------ AVAILABLE DATA
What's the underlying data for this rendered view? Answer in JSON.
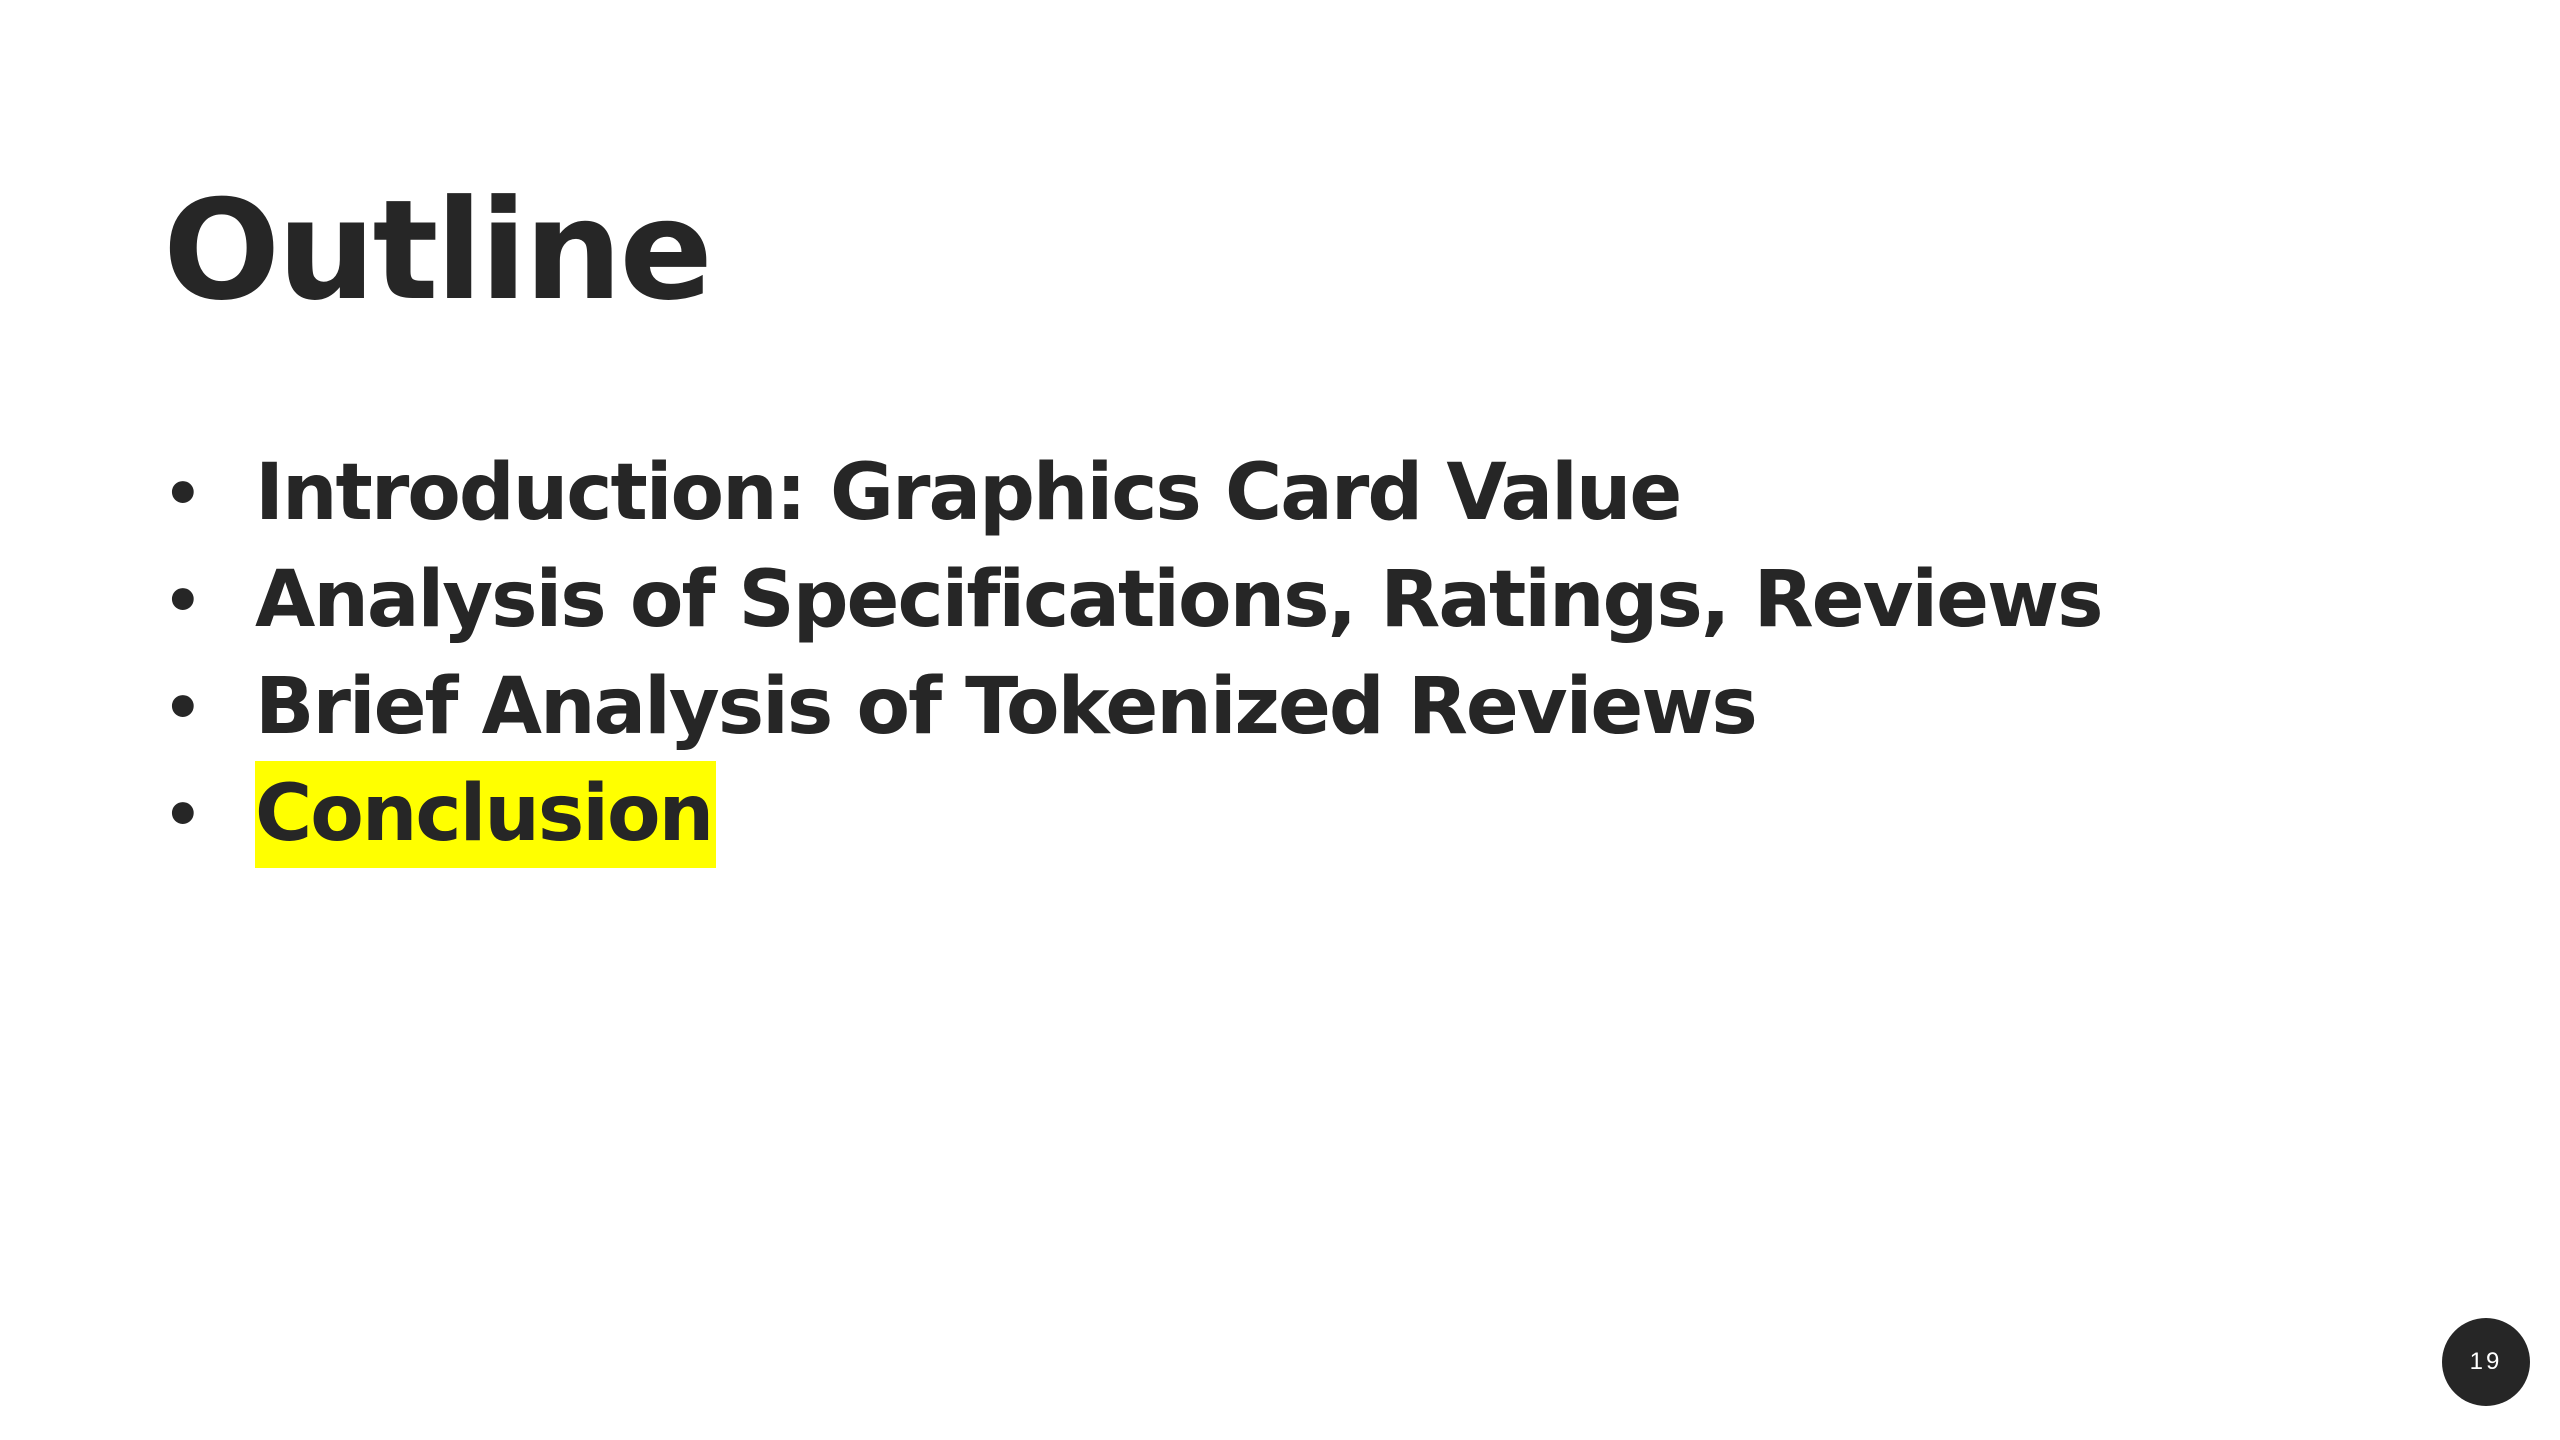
{
  "slide": {
    "title": "Outline",
    "items": [
      {
        "bullet": "•",
        "label": "Introduction: Graphics Card Value",
        "highlighted": false
      },
      {
        "bullet": "•",
        "label": "Analysis of Specifications, Ratings, Reviews",
        "highlighted": false
      },
      {
        "bullet": "•",
        "label": "Brief Analysis of Tokenized Reviews",
        "highlighted": false
      },
      {
        "bullet": "•",
        "label": "Conclusion",
        "highlighted": true
      }
    ],
    "page_number": "19"
  },
  "colors": {
    "text": "#262626",
    "highlight": "#ffff00",
    "badge_background": "#262626",
    "badge_text": "#ffffff",
    "background": "#ffffff"
  }
}
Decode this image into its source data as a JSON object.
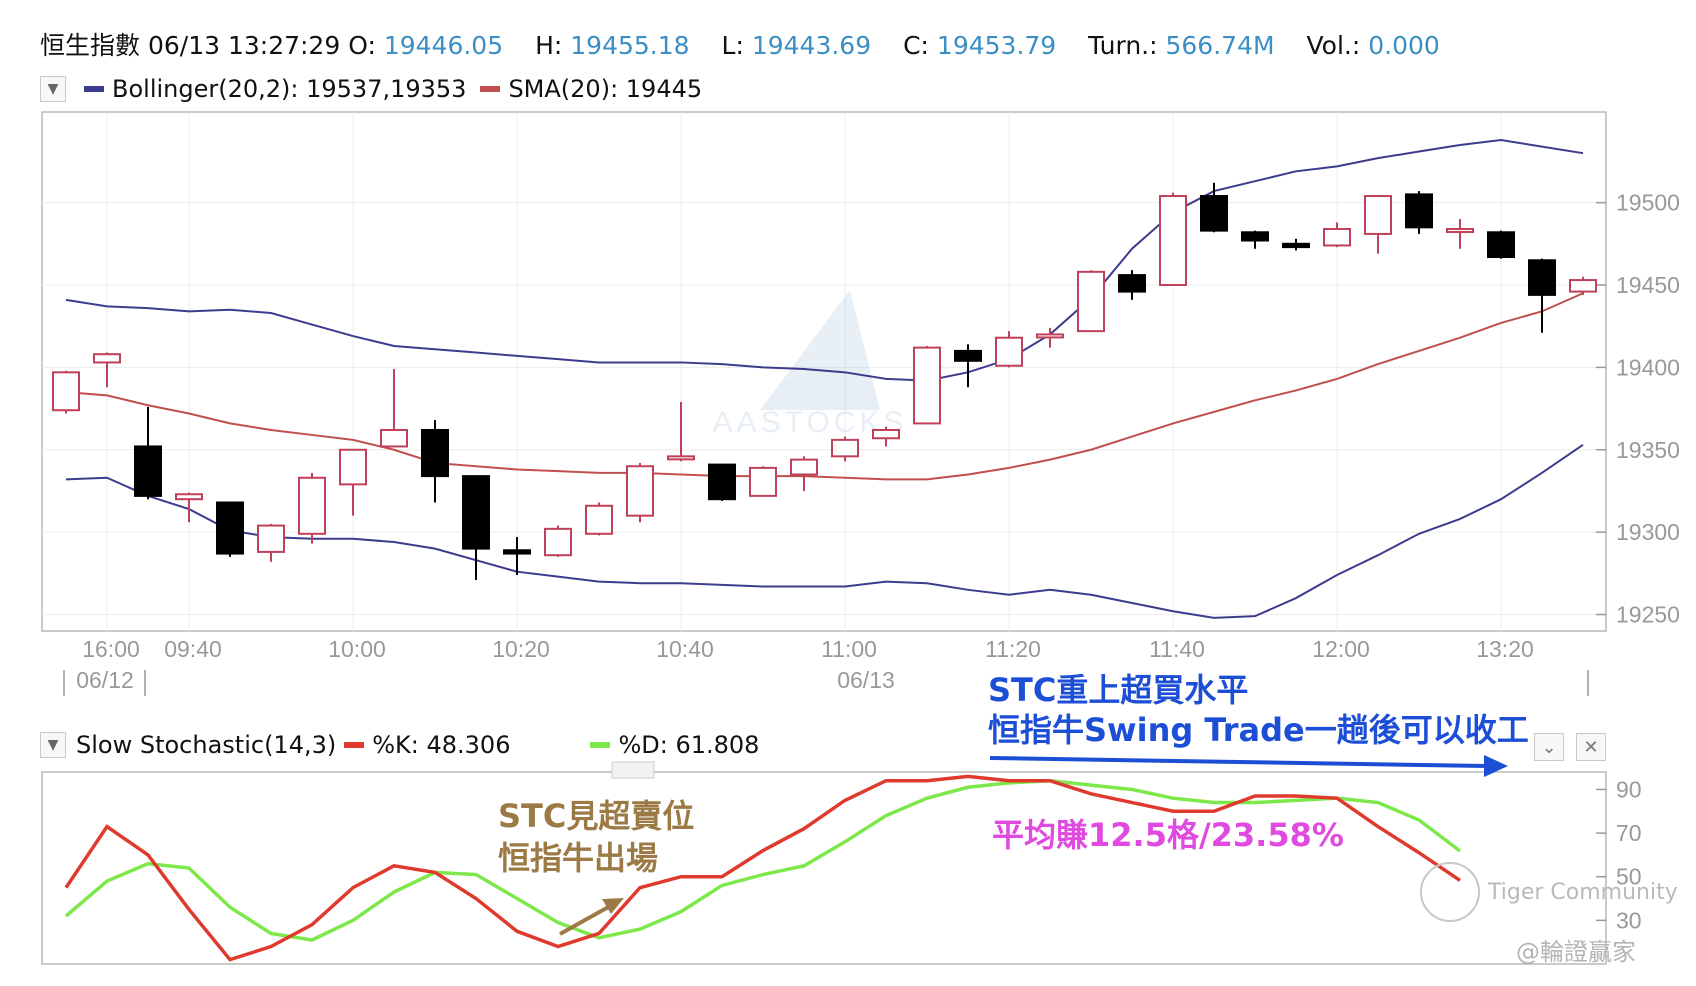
{
  "header": {
    "name": "恒生指數",
    "datetime": "06/13 13:27:29",
    "o_label": "O:",
    "o_value": "19446.05",
    "h_label": "H:",
    "h_value": "19455.18",
    "l_label": "L:",
    "l_value": "19443.69",
    "c_label": "C:",
    "c_value": "19453.79",
    "turn_label": "Turn.:",
    "turn_value": "566.74M",
    "vol_label": "Vol.:",
    "vol_value": "0.000"
  },
  "main_legend": {
    "bollinger_label": "Bollinger(20,2): 19537,19353",
    "sma_label": "SMA(20): 19445"
  },
  "stoch_legend": {
    "title": "Slow Stochastic(14,3)",
    "k_label": "%K: 48.306",
    "d_label": "%D: 61.808"
  },
  "annotations": {
    "gold_line1": "STC見超賣位",
    "gold_line2": "恒指牛出場",
    "blue_line1": "STC重上超買水平",
    "blue_line2": "恒指牛Swing Trade一趟後可以收工",
    "pink": "平均賺12.5格/23.58%"
  },
  "watermarks": {
    "center": "AASTOCKS",
    "community": "Tiger Community",
    "weibo": "@輪證贏家"
  },
  "colors": {
    "bollinger": "#3c3c8f",
    "sma": "#c0504d",
    "bull_candle": "#c0405a",
    "bear_candle": "#000000",
    "stoch_k": "#e03a2e",
    "stoch_d": "#7de84a",
    "value_text": "#3b8fc4"
  },
  "chart_data": [
    {
      "type": "candlestick",
      "title": "恒生指數",
      "ylim": [
        19240,
        19555
      ],
      "y_ticks": [
        19250,
        19300,
        19350,
        19400,
        19450,
        19500
      ],
      "x_tick_labels": [
        "16:00",
        "09:40",
        "10:00",
        "10:20",
        "10:40",
        "11:00",
        "11:20",
        "11:40",
        "12:00",
        "13:20"
      ],
      "date_labels": [
        "06/12",
        "06/13"
      ],
      "candles": [
        {
          "o": 19374,
          "h": 19398,
          "l": 19372,
          "c": 19397
        },
        {
          "o": 19403,
          "h": 19409,
          "l": 19388,
          "c": 19408
        },
        {
          "o": 19352,
          "h": 19376,
          "l": 19320,
          "c": 19322
        },
        {
          "o": 19320,
          "h": 19324,
          "l": 19306,
          "c": 19323
        },
        {
          "o": 19318,
          "h": 19318,
          "l": 19285,
          "c": 19287
        },
        {
          "o": 19288,
          "h": 19305,
          "l": 19282,
          "c": 19304
        },
        {
          "o": 19299,
          "h": 19336,
          "l": 19293,
          "c": 19333
        },
        {
          "o": 19329,
          "h": 19350,
          "l": 19310,
          "c": 19350
        },
        {
          "o": 19352,
          "h": 19399,
          "l": 19352,
          "c": 19362
        },
        {
          "o": 19362,
          "h": 19368,
          "l": 19318,
          "c": 19334
        },
        {
          "o": 19334,
          "h": 19334,
          "l": 19271,
          "c": 19290
        },
        {
          "o": 19289,
          "h": 19297,
          "l": 19274,
          "c": 19287
        },
        {
          "o": 19286,
          "h": 19304,
          "l": 19285,
          "c": 19302
        },
        {
          "o": 19299,
          "h": 19318,
          "l": 19298,
          "c": 19316
        },
        {
          "o": 19310,
          "h": 19342,
          "l": 19306,
          "c": 19340
        },
        {
          "o": 19345,
          "h": 19379,
          "l": 19343,
          "c": 19346
        },
        {
          "o": 19341,
          "h": 19341,
          "l": 19319,
          "c": 19320
        },
        {
          "o": 19322,
          "h": 19340,
          "l": 19322,
          "c": 19339
        },
        {
          "o": 19335,
          "h": 19346,
          "l": 19325,
          "c": 19344
        },
        {
          "o": 19346,
          "h": 19358,
          "l": 19343,
          "c": 19356
        },
        {
          "o": 19357,
          "h": 19364,
          "l": 19352,
          "c": 19362
        },
        {
          "o": 19366,
          "h": 19413,
          "l": 19366,
          "c": 19412
        },
        {
          "o": 19410,
          "h": 19414,
          "l": 19388,
          "c": 19404
        },
        {
          "o": 19401,
          "h": 19422,
          "l": 19400,
          "c": 19418
        },
        {
          "o": 19420,
          "h": 19424,
          "l": 19412,
          "c": 19420
        },
        {
          "o": 19422,
          "h": 19459,
          "l": 19422,
          "c": 19458
        },
        {
          "o": 19456,
          "h": 19459,
          "l": 19441,
          "c": 19446
        },
        {
          "o": 19450,
          "h": 19506,
          "l": 19450,
          "c": 19504
        },
        {
          "o": 19504,
          "h": 19512,
          "l": 19482,
          "c": 19483
        },
        {
          "o": 19482,
          "h": 19483,
          "l": 19472,
          "c": 19477
        },
        {
          "o": 19475,
          "h": 19478,
          "l": 19471,
          "c": 19473
        },
        {
          "o": 19474,
          "h": 19488,
          "l": 19473,
          "c": 19484
        },
        {
          "o": 19481,
          "h": 19504,
          "l": 19469,
          "c": 19504
        },
        {
          "o": 19505,
          "h": 19507,
          "l": 19481,
          "c": 19485
        },
        {
          "o": 19484,
          "h": 19490,
          "l": 19472,
          "c": 19484
        },
        {
          "o": 19482,
          "h": 19483,
          "l": 19466,
          "c": 19467
        },
        {
          "o": 19465,
          "h": 19466,
          "l": 19421,
          "c": 19444
        },
        {
          "o": 19446,
          "h": 19455,
          "l": 19444,
          "c": 19453
        }
      ],
      "bollinger_upper": [
        19441,
        19437,
        19436,
        19434,
        19435,
        19433,
        19426,
        19419,
        19413,
        19411,
        19409,
        19407,
        19405,
        19403,
        19403,
        19403,
        19402,
        19400,
        19399,
        19397,
        19393,
        19392,
        19397,
        19405,
        19420,
        19442,
        19472,
        19494,
        19507,
        19513,
        19519,
        19522,
        19527,
        19531,
        19535,
        19538,
        19534,
        19530
      ],
      "bollinger_lower": [
        19332,
        19333,
        19322,
        19314,
        19301,
        19297,
        19296,
        19296,
        19294,
        19290,
        19283,
        19276,
        19273,
        19270,
        19269,
        19269,
        19268,
        19267,
        19267,
        19267,
        19270,
        19269,
        19265,
        19262,
        19265,
        19262,
        19257,
        19252,
        19248,
        19249,
        19260,
        19274,
        19286,
        19299,
        19308,
        19320,
        19336,
        19353
      ],
      "sma": [
        19385,
        19383,
        19377,
        19372,
        19366,
        19362,
        19359,
        19356,
        19350,
        19342,
        19340,
        19338,
        19337,
        19336,
        19336,
        19335,
        19334,
        19334,
        19334,
        19333,
        19332,
        19332,
        19335,
        19339,
        19344,
        19350,
        19358,
        19366,
        19373,
        19380,
        19386,
        19393,
        19402,
        19410,
        19418,
        19427,
        19434,
        19445
      ]
    },
    {
      "type": "line",
      "title": "Slow Stochastic(14,3)",
      "ylim": [
        10,
        98
      ],
      "y_ticks": [
        30,
        50,
        70,
        90
      ],
      "series": [
        {
          "name": "%K",
          "values": [
            45,
            73,
            60,
            35,
            12,
            18,
            28,
            45,
            55,
            52,
            40,
            25,
            18,
            24,
            45,
            50,
            50,
            62,
            72,
            85,
            94,
            94,
            96,
            94,
            94,
            88,
            84,
            80,
            80,
            87,
            87,
            86,
            73,
            61,
            48.306
          ]
        },
        {
          "name": "%D",
          "values": [
            32,
            48,
            56,
            54,
            36,
            24,
            21,
            30,
            43,
            52,
            51,
            40,
            29,
            22,
            26,
            34,
            46,
            51,
            55,
            66,
            78,
            86,
            91,
            93,
            94,
            92,
            90,
            86,
            84,
            84,
            85,
            86,
            84,
            76,
            61.808
          ]
        }
      ]
    }
  ]
}
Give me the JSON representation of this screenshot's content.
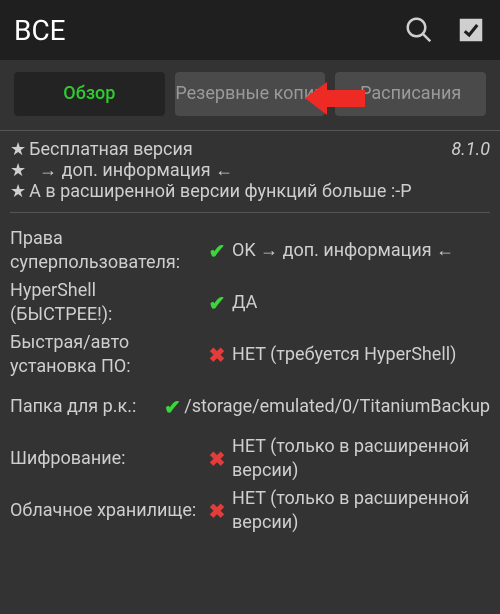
{
  "topbar": {
    "title": "ВСЕ"
  },
  "tabs": {
    "overview": "Обзор",
    "backups": "Резервные копии",
    "schedules": "Расписания"
  },
  "info": {
    "line1": "Бесплатная версия",
    "version": "8.1.0",
    "line2": "→ доп. информация ←",
    "line3": "А в расширенной версии функций больше :-P"
  },
  "rows": {
    "root": {
      "label": "Права суперпользователя:",
      "value": "OK → доп. информация ←"
    },
    "hypershell": {
      "label": "HyperShell (БЫСТРЕЕ!):",
      "value": "ДА"
    },
    "fastinstall": {
      "label": "Быстрая/авто установка ПО:",
      "value": "НЕТ (требуется HyperShell)"
    },
    "folder": {
      "label": "Папка для р.к.:",
      "value": "/storage/emulated/0/TitaniumBackup"
    },
    "encryption": {
      "label": "Шифрование:",
      "value": "НЕТ (только в расширенной версии)"
    },
    "cloud": {
      "label": "Облачное хранилище:",
      "value": "НЕТ (только в расширенной версии)"
    }
  }
}
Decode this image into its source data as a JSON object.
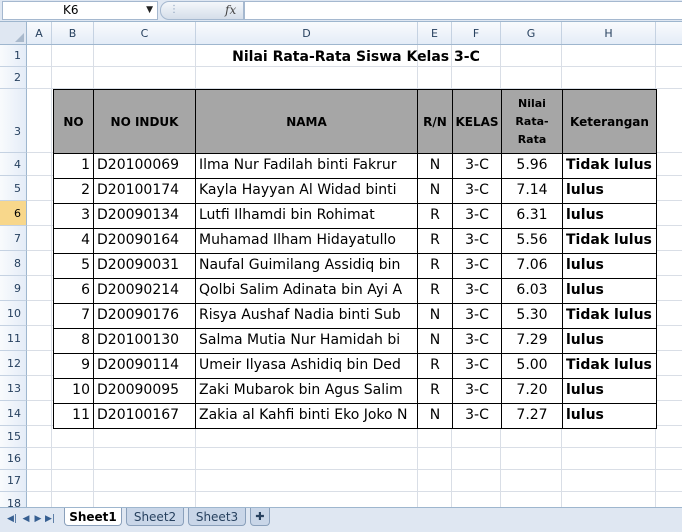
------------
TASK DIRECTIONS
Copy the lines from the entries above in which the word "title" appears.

ANSWER TO THE EXERCISE
    "title": "Outline",
    "title": "Slow Stochastic(14,3)",
      "title": "恒生指數",
      "title": "Slow Stochastic(14,3)",
    "title": "ВСЕ"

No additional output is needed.